Every one of us are consistently being infected and re-infected daily with parasites through food, water, air and earth. In addition they are laying eggs inside our body, multiplying at an alarming rate. It only makes good sense to do at least one or two parasite cleanses a year.
Parasites and worms can cause a wide range of chronic and degenerative health problems. In fact, any long-term cure for almost any disease and chronic ailment must incorporate some form of serious “parasite cleansing” in addition to other therapies applied.
Although we’d rather not think about it, a lot of people reading this article are a host to parasites.

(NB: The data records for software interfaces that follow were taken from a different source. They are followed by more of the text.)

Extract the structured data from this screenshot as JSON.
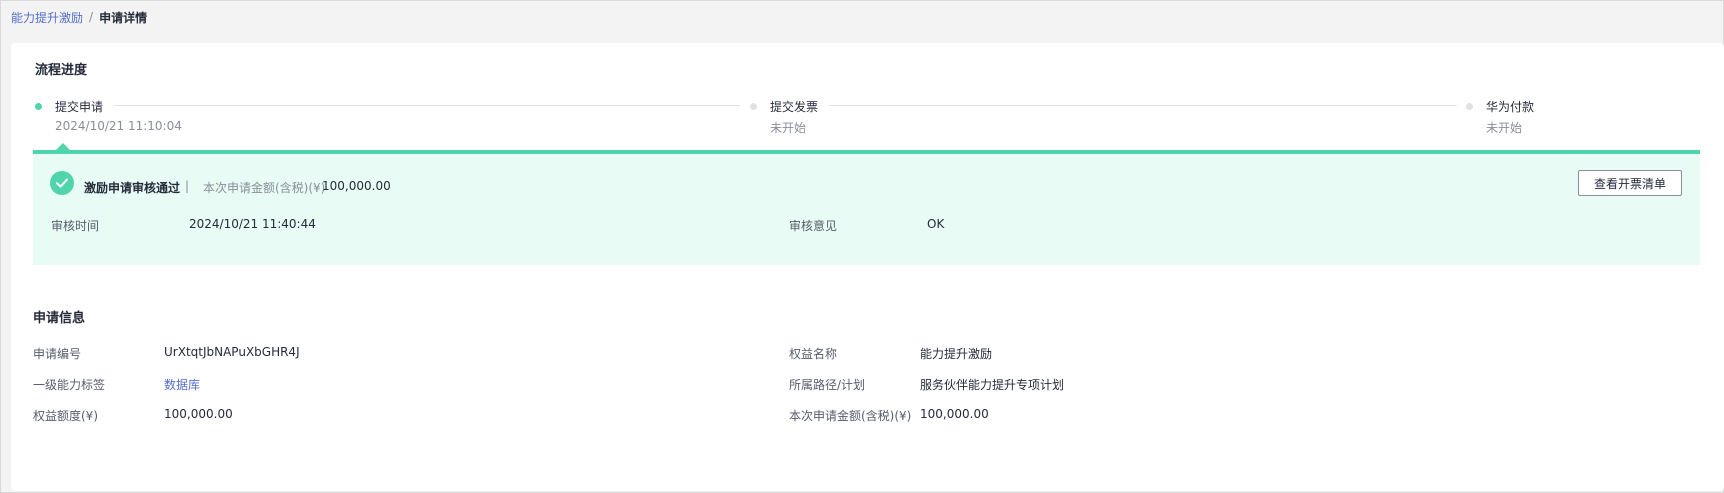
{
  "breadcrumb": {
    "parent": "能力提升激励",
    "separator": "/",
    "current": "申请详情"
  },
  "progress": {
    "title": "流程进度",
    "steps": [
      {
        "label": "提交申请",
        "sub": "2024/10/21 11:10:04",
        "state": "done"
      },
      {
        "label": "提交发票",
        "sub": "未开始",
        "state": "pending"
      },
      {
        "label": "华为付款",
        "sub": "未开始",
        "state": "pending"
      }
    ],
    "result": {
      "title": "激励申请审核通过",
      "separator": "|",
      "amount_label": "本次申请金额(含税)(¥)",
      "amount_value": "100,000.00",
      "button_label": "查看开票清单",
      "review_time_label": "审核时间",
      "review_time_value": "2024/10/21 11:40:44",
      "review_opinion_label": "审核意见",
      "review_opinion_value": "OK"
    }
  },
  "info": {
    "title": "申请信息",
    "fields": [
      {
        "label": "申请编号",
        "value": "UrXtqtJbNAPuXbGHR4J"
      },
      {
        "label": "权益名称",
        "value": "能力提升激励"
      },
      {
        "label": "一级能力标签",
        "value": "数据库"
      },
      {
        "label": "所属路径/计划",
        "value": "服务伙伴能力提升专项计划"
      },
      {
        "label": "权益额度(¥)",
        "value": "100,000.00"
      },
      {
        "label": "本次申请金额(含税)(¥)",
        "value": "100,000.00"
      }
    ]
  },
  "colors": {
    "accent": "#50d4ab",
    "link": "#526ecc",
    "panel_bg": "#e8fbf4"
  }
}
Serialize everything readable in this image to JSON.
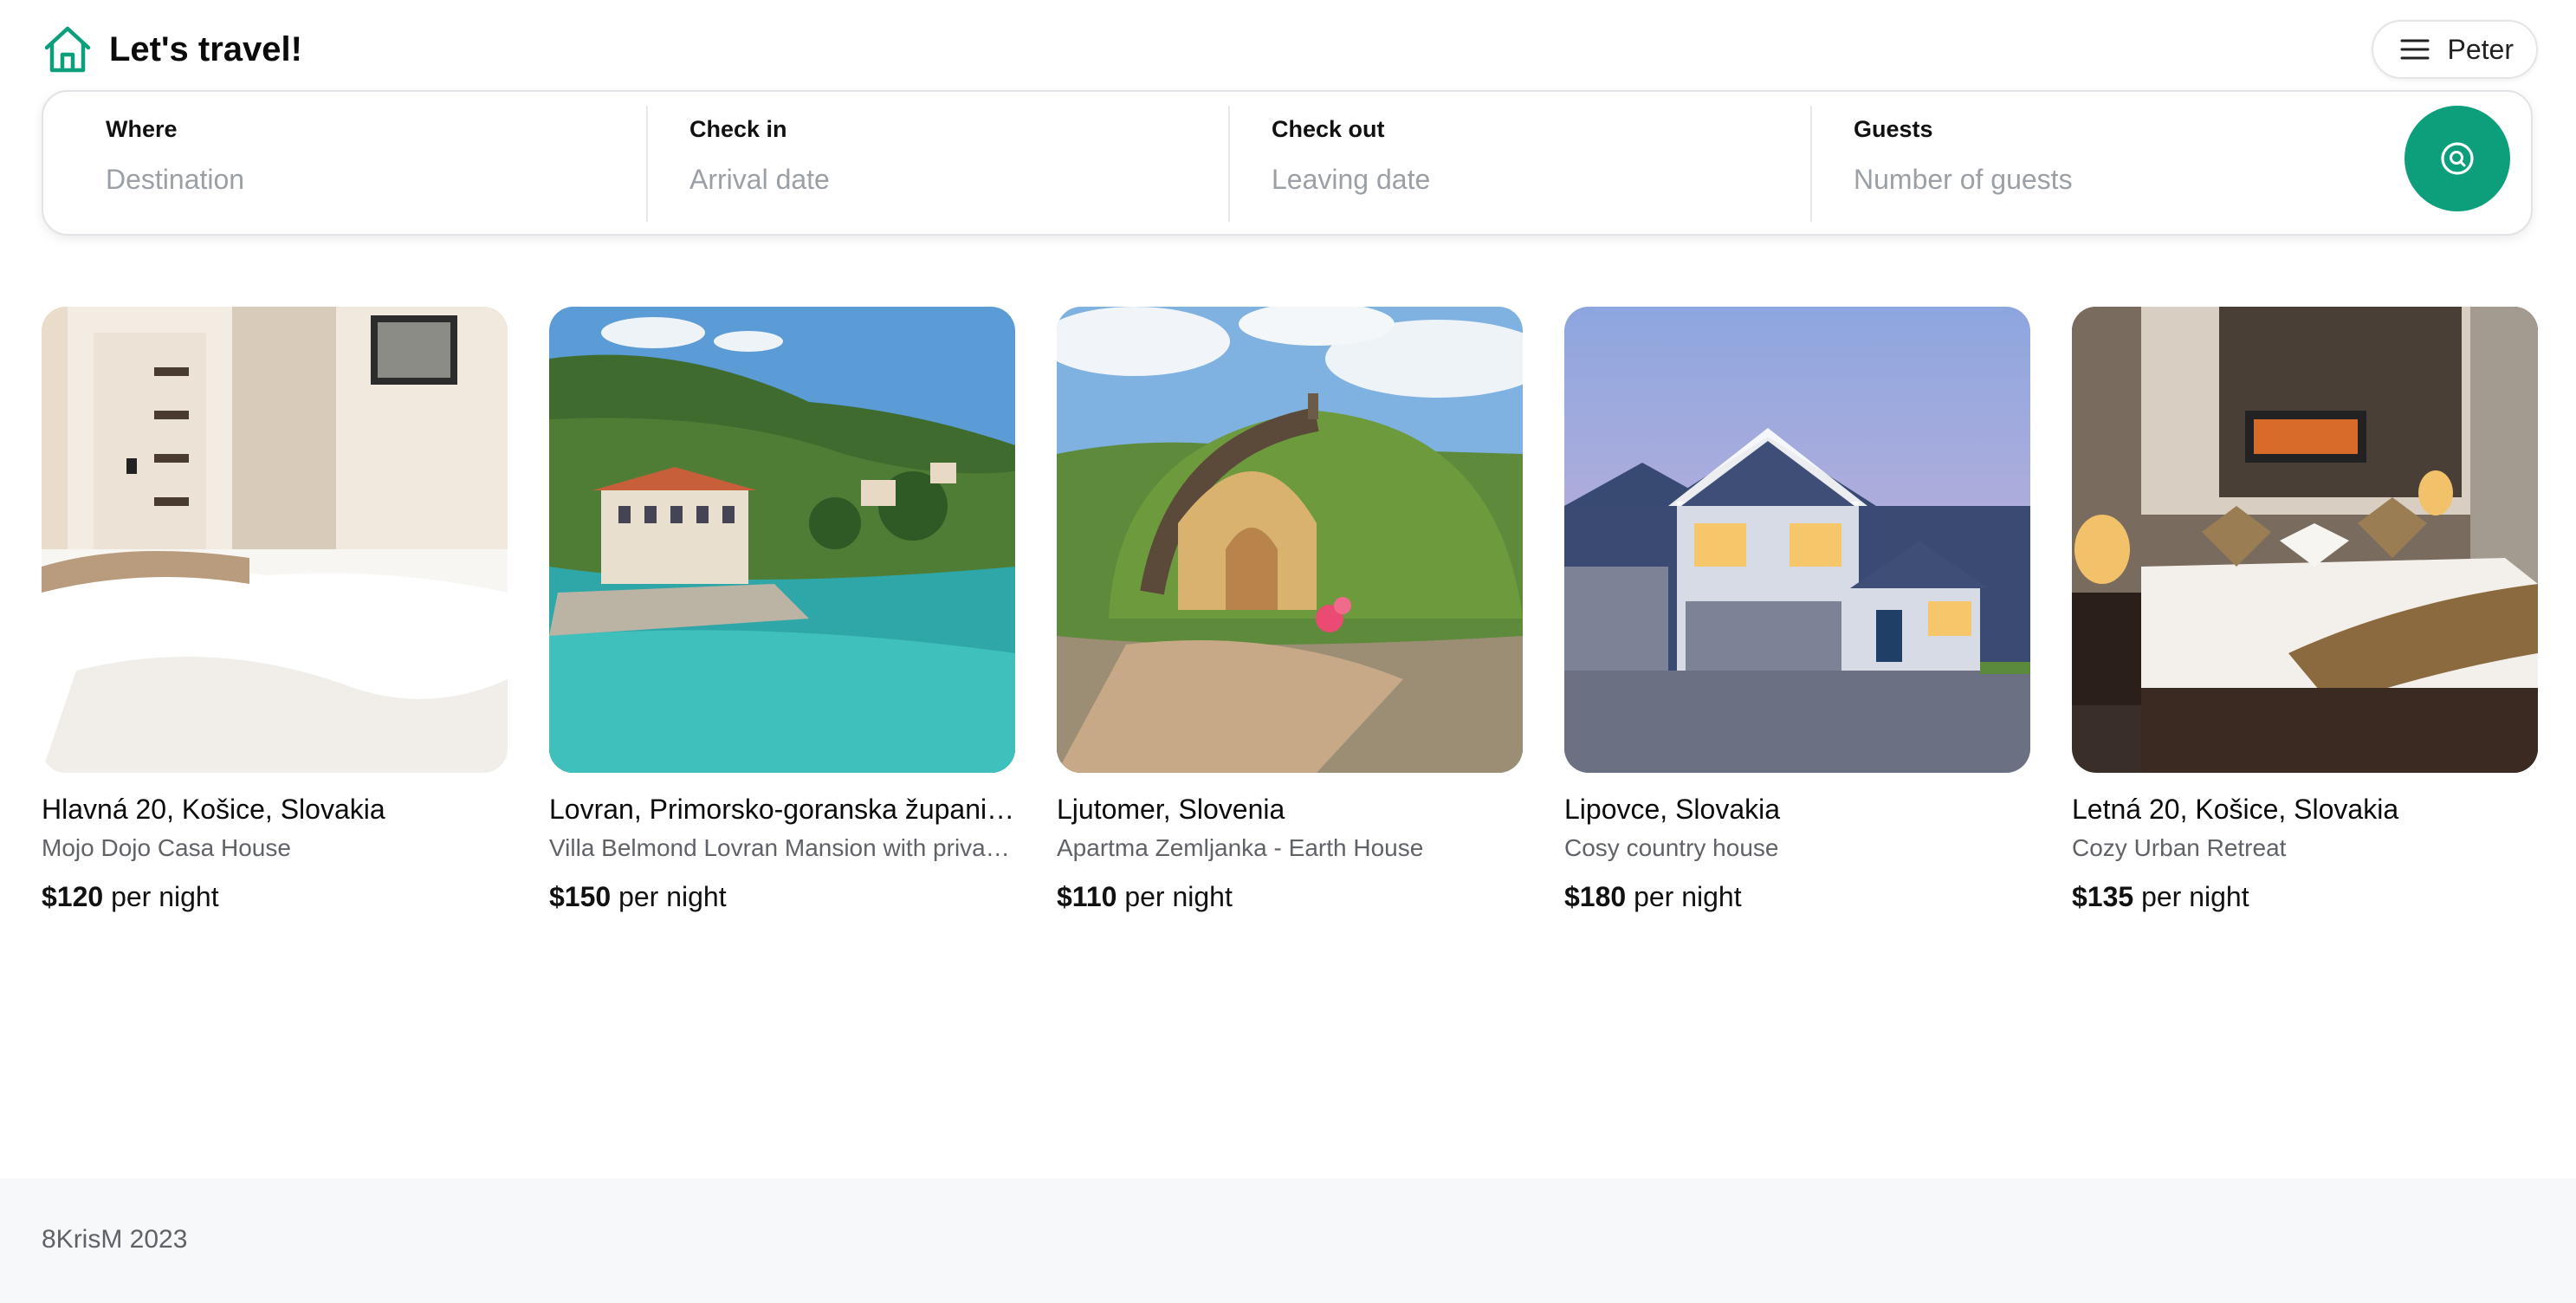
{
  "header": {
    "title": "Let's travel!",
    "user_name": "Peter",
    "icons": {
      "brand": "home-icon",
      "menu": "hamburger-menu-icon"
    }
  },
  "search": {
    "where_label": "Where",
    "where_placeholder": "Destination",
    "checkin_label": "Check in",
    "checkin_placeholder": "Arrival date",
    "checkout_label": "Check out",
    "checkout_placeholder": "Leaving date",
    "guests_label": "Guests",
    "guests_placeholder": "Number of guests",
    "button_icon": "search-icon"
  },
  "listings": [
    {
      "title": "Hlavná 20, Košice, Slovakia",
      "subtitle": "Mojo Dojo Casa House",
      "price": "$120",
      "unit": "per night",
      "image": "bedroom-photo"
    },
    {
      "title": "Lovran, Primorsko-goranska županija, Croatia",
      "subtitle": "Villa Belmond Lovran Mansion with private beach",
      "price": "$150",
      "unit": "per night",
      "image": "coastal-villa-photo"
    },
    {
      "title": "Ljutomer, Slovenia",
      "subtitle": "Apartma Zemljanka - Earth House",
      "price": "$110",
      "unit": "per night",
      "image": "earth-house-photo"
    },
    {
      "title": "Lipovce, Slovakia",
      "subtitle": "Cosy country house",
      "price": "$180",
      "unit": "per night",
      "image": "country-house-photo"
    },
    {
      "title": "Letná 20, Košice, Slovakia",
      "subtitle": "Cozy Urban Retreat",
      "price": "$135",
      "unit": "per night",
      "image": "hotel-room-photo"
    }
  ],
  "footer": {
    "text": "8KrisM 2023"
  },
  "colors": {
    "accent": "#0d9f7c",
    "footer_bg": "#f7f8fa",
    "muted_text": "#5f6368"
  }
}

Most people know nothing about parasites, or even want to know, but we should, because they can hurt our health in serious ways. Just because we haven’t “dropped dead” yet, doesn’t mean that their destructive power is not at work inside our bodies right now, “setting us up” for a serious health problem in the near future and a weakened immune system.
Many health practitioners believe that not only do parasites result in symptoms such as those listed above, but they also may be responsible for a number of other health problems. These include environmental illness, hypoglycemia, Crohn’s disease, long-standing obesity, depression, upper respiratory tract ailments, and endometriosis.
Parasites cause these effects because of what they do in the body.
If you’ve never done a “parasite cleanse” at least once in your life.. the time is now! Your health may depend on it.
This can all be done “naturally” without painful medical procedures. Body care doesn’t have to be painful. There are many herbal packages that will naturally cleanse your entire body.